I started the run and didn’t push too hard due to my injury problems. I stuck to two 6 minute miles and the last past a few seconds faster as the gravel on the track was so wet I was sliding everywhere. However during the final mile of the race I felt my calf but I thought I am not far so kept going. I was delighted to finish 3rd overall and happy with my run time. I was hoping for quicker but I didn’t want to over do it. Straight after the race when I stopped I could feel my calf, it was not right so I proceeded to a mile cool down and my calf started hurting when jogging round. I tried not to think about it but by the time I got home I was struggling walking without a limp.

 The following day my leg wasn’t great again so quite concerned and trying to keep positive. I am seeing the physio tonight and will go from there.

Friday 19th

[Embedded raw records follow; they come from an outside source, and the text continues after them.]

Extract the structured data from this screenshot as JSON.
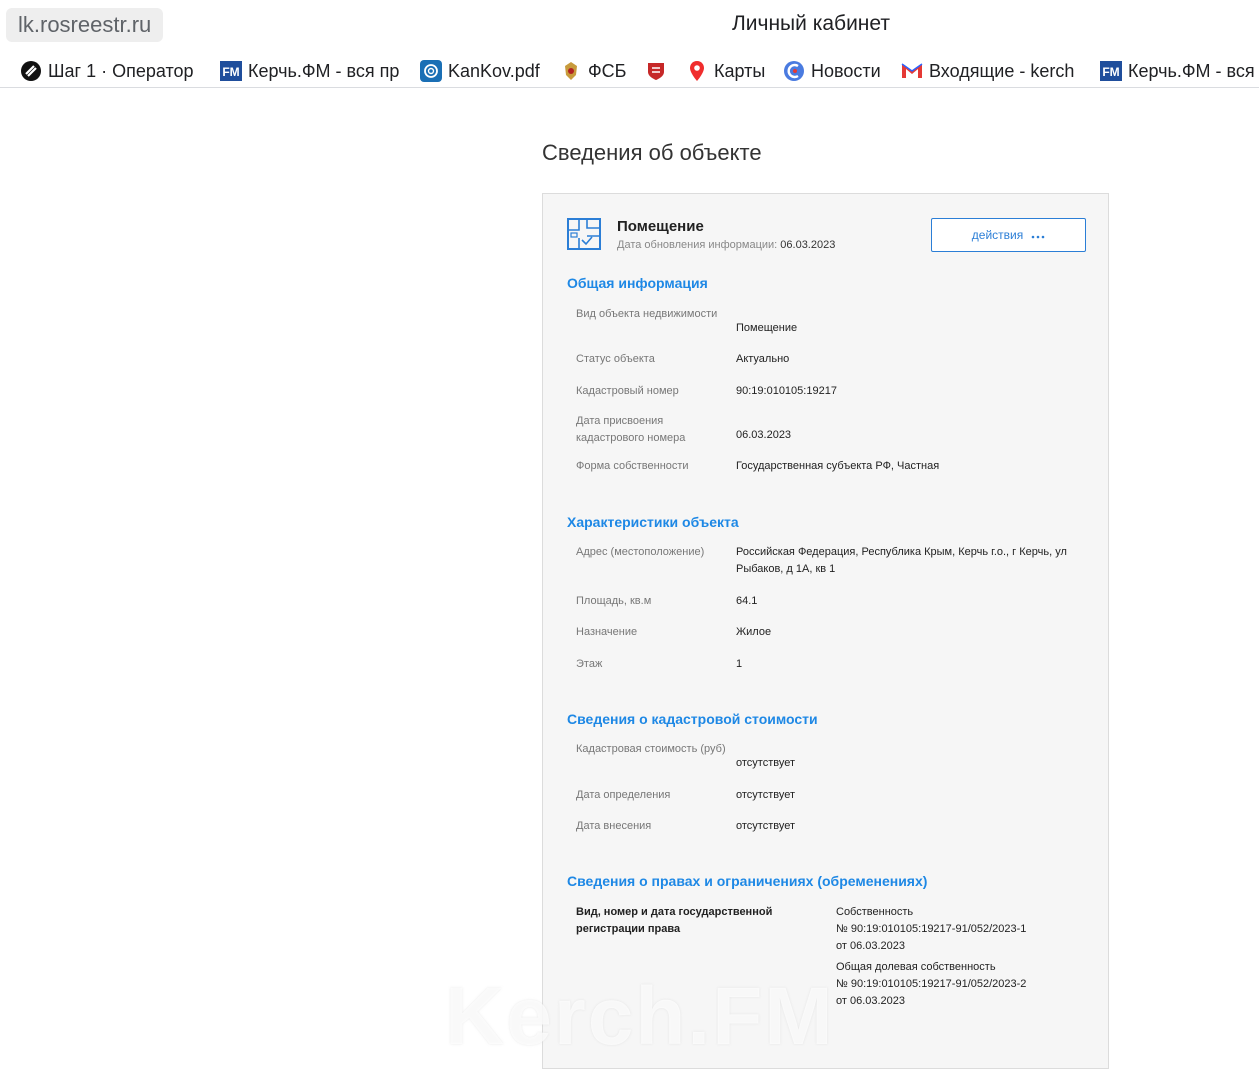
{
  "browser": {
    "url": "lk.rosreestr.ru",
    "title": "Личный кабинет",
    "bookmarks": [
      {
        "label": "Шаг 1 · Оператор",
        "icon": "step-logo-icon"
      },
      {
        "label": "Керчь.ФМ - вся пр",
        "icon": "fm-logo-icon"
      },
      {
        "label": "KanKov.pdf",
        "icon": "openai-logo-icon"
      },
      {
        "label": "ФСБ",
        "icon": "fsb-emblem-icon"
      },
      {
        "label": "",
        "icon": "crimea-emblem-icon"
      },
      {
        "label": "Карты",
        "icon": "map-pin-icon"
      },
      {
        "label": "Новости",
        "icon": "news-icon"
      },
      {
        "label": "Входящие - kerch",
        "icon": "mail-icon"
      },
      {
        "label": "Керчь.ФМ - вся",
        "icon": "fm-logo-icon"
      }
    ]
  },
  "page": {
    "title": "Сведения об объекте"
  },
  "object": {
    "type": "Помещение",
    "date_label": "Дата обновления информации:",
    "date_value": "06.03.2023",
    "actions_label": "действия",
    "actions_icon": "more-dots-icon"
  },
  "sections": {
    "general": {
      "title": "Общая информация",
      "rows": [
        {
          "label": "Вид объекта недвижимости",
          "value": "Помещение"
        },
        {
          "label": "Статус объекта",
          "value": "Актуально"
        },
        {
          "label": "Кадастровый номер",
          "value": "90:19:010105:19217"
        },
        {
          "label": "Дата присвоения кадастрового номера",
          "value": "06.03.2023"
        },
        {
          "label": "Форма собственности",
          "value": "Государственная субъекта РФ, Частная"
        }
      ]
    },
    "characteristics": {
      "title": "Характеристики объекта",
      "rows": [
        {
          "label": "Адрес (местоположение)",
          "value": "Российская Федерация, Республика Крым, Керчь г.о., г Керчь, ул Рыбаков, д 1А, кв 1"
        },
        {
          "label": "Площадь, кв.м",
          "value": "64.1"
        },
        {
          "label": "Назначение",
          "value": "Жилое"
        },
        {
          "label": "Этаж",
          "value": "1"
        }
      ]
    },
    "cadastral_value": {
      "title": "Сведения о кадастровой стоимости",
      "rows": [
        {
          "label": "Кадастровая стоимость (руб)",
          "value": "отсутствует"
        },
        {
          "label": "Дата определения",
          "value": "отсутствует"
        },
        {
          "label": "Дата внесения",
          "value": "отсутствует"
        }
      ]
    },
    "rights": {
      "title": "Сведения о правах и ограничениях (обременениях)",
      "label": "Вид, номер и дата государственной регистрации права",
      "entries": [
        {
          "kind": "Собственность",
          "number": "№ 90:19:010105:19217-91/052/2023-1",
          "date": "от 06.03.2023"
        },
        {
          "kind": "Общая долевая собственность",
          "number": "№ 90:19:010105:19217-91/052/2023-2",
          "date": "от 06.03.2023"
        }
      ]
    }
  },
  "watermark": "Kerch.FM",
  "colors": {
    "accent": "#1e88e5",
    "card_bg": "#f6f6f6"
  }
}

So the physio has told me to take two days rest and see how it goes on a gentle run Sunday and go from there as we don’t have a lot of time to work on it.So I am keeping positive and determined to get to the start line race fit. This is my final blog as I am keeping positive and I hope this helps you when you are dealing with an injury. I have learnt a lot and although my running improvement and gains over the winter have been lost I still have high fitness levels. Its ok to take a rest and sometimes it’s the way it goes and you have to change your goals and targets. My target now is to get through the race and just enjoy the experience, I know before my target was to push for a podium place but with my difficult age group this year I will try and target a top 10 finish if I can.